Andy Robinson's future as Scotland coach was on the line last night after a performance against Tonga that left fans frustrated and was branded the worst in Scottish rugby history by some commentators.
Scotland were humiliated by the Pacific islanders and Robinson's position will come under scrutiny for the second time this year. The coach led the side to their first Six Nations whitewash since 2004 – ending a season in which they had also failed to make the group stage of the World Cup – and he has now overseen a clean sweep of autumn Test defeats as well.
It is the first time Scotland have gone a whole year without a Test win on home soil since 1998.
"That performance was totally unacceptable," said Robinson, struggling to control his rage. "I am very angry about what I've seen and I would like to apologise to the supporters.
"There will be consequences because of this performance. I won't go through what those will be yet, but from my side that was totally unacceptable."
Robinson was asked if he would consider his own position. It is normal protocol for Scotland coaches to debrief their SRU employers after each international period, and Robinson will meet chief executive Mark Dodson to deliver his assessment of the losses to New Zealand, South Africa and Tonga they have sustained over the past three weeks.
"It reflects on me," said Robinson grimly. "After the South Africa and New Zealand games I thought there was progress. Today there was not. It was hugely frustrating to watch because we knew what was coming. This is rugby at the highest level.
"I will meet with Mark, but that's between Mark and myself. I have a contract to 2015. After the performance we have seen today there have to be consequences for what happened. I will be at the forefront of those discussions."
Kelly Brown, who has yet to taste victory as Scotland captain, backed up the coach's comments: "We have shown that when we nail it and play as we can then we can put any side under pressure," he said. "We're not doing that for 80 minutes and not doing it week after week. That's something we need to look at. As Andy said, it's not acceptable to let our standards slip to where they were out there today."
However, Brown defended his decision not to kick relatively straightforward penalty chances in the first half, claiming he felt Scotland had the Tongans under pressure and that they had a good chance of getting a try instead.
"It is really about taking our chances," said Brown. "That's something I will be looking at. The coaches aren't out there on the pitch, it's up to the players. We need to look inside ourselves."
Understandably, the Tongans took a different view of things.
"I am very proud," said Mana Otai. "The performance could have been better, and we all know that, but what can you say? They did very well. But the boys made a bit of history today."
Tonga captain Nila Latu was just as delighted. "We came into this game wanting to win," said Latu. "It didn't really matter how we won. It was important for our country, for our nation. The boys showed a lot of guts.
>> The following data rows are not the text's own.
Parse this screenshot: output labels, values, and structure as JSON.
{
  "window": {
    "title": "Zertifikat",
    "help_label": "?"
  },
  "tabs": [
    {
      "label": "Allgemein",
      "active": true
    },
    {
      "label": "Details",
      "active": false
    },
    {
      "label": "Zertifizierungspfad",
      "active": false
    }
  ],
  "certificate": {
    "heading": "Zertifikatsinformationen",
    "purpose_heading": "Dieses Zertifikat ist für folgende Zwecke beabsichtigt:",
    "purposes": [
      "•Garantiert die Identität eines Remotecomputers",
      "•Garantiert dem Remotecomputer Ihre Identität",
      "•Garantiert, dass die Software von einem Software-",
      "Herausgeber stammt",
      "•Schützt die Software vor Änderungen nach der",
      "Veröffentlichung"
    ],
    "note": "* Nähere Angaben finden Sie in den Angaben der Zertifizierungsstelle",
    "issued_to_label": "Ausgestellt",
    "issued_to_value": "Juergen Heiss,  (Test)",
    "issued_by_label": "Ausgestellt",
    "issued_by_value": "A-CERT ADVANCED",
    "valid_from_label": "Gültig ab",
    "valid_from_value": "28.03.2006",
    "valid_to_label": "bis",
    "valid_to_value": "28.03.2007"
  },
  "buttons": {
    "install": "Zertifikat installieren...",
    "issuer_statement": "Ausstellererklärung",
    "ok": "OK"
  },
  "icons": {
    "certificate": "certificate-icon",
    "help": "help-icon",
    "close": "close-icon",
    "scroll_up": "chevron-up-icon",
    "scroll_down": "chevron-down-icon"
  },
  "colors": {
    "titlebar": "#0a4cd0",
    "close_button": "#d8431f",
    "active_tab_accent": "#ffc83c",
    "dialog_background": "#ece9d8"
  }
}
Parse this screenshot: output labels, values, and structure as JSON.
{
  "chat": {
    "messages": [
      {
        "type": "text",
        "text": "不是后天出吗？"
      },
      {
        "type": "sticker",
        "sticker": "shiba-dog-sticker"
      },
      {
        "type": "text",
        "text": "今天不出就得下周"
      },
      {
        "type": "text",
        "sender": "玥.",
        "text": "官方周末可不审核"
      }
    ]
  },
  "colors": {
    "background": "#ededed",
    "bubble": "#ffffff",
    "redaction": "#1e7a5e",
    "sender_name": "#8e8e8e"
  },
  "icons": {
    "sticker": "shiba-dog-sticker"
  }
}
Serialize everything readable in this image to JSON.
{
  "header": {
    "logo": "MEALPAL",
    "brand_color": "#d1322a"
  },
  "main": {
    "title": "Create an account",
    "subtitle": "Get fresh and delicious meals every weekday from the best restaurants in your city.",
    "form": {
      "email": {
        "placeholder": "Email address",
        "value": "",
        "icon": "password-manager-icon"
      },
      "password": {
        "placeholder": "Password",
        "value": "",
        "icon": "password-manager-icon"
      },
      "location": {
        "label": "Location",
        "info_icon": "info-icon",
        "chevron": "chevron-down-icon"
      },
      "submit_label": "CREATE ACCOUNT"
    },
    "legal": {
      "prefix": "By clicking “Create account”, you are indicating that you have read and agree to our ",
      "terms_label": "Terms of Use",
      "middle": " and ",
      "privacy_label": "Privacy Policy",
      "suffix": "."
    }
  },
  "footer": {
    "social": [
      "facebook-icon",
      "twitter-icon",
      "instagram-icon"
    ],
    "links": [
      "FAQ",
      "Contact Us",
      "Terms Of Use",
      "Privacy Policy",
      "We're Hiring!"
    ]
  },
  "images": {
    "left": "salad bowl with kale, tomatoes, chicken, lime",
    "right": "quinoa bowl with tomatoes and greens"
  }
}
"We went into the changing room positive and wanting to come out and put Scotland under pressure in the second half. We were hugely up for it today. It was a great effort because we had so much to lose."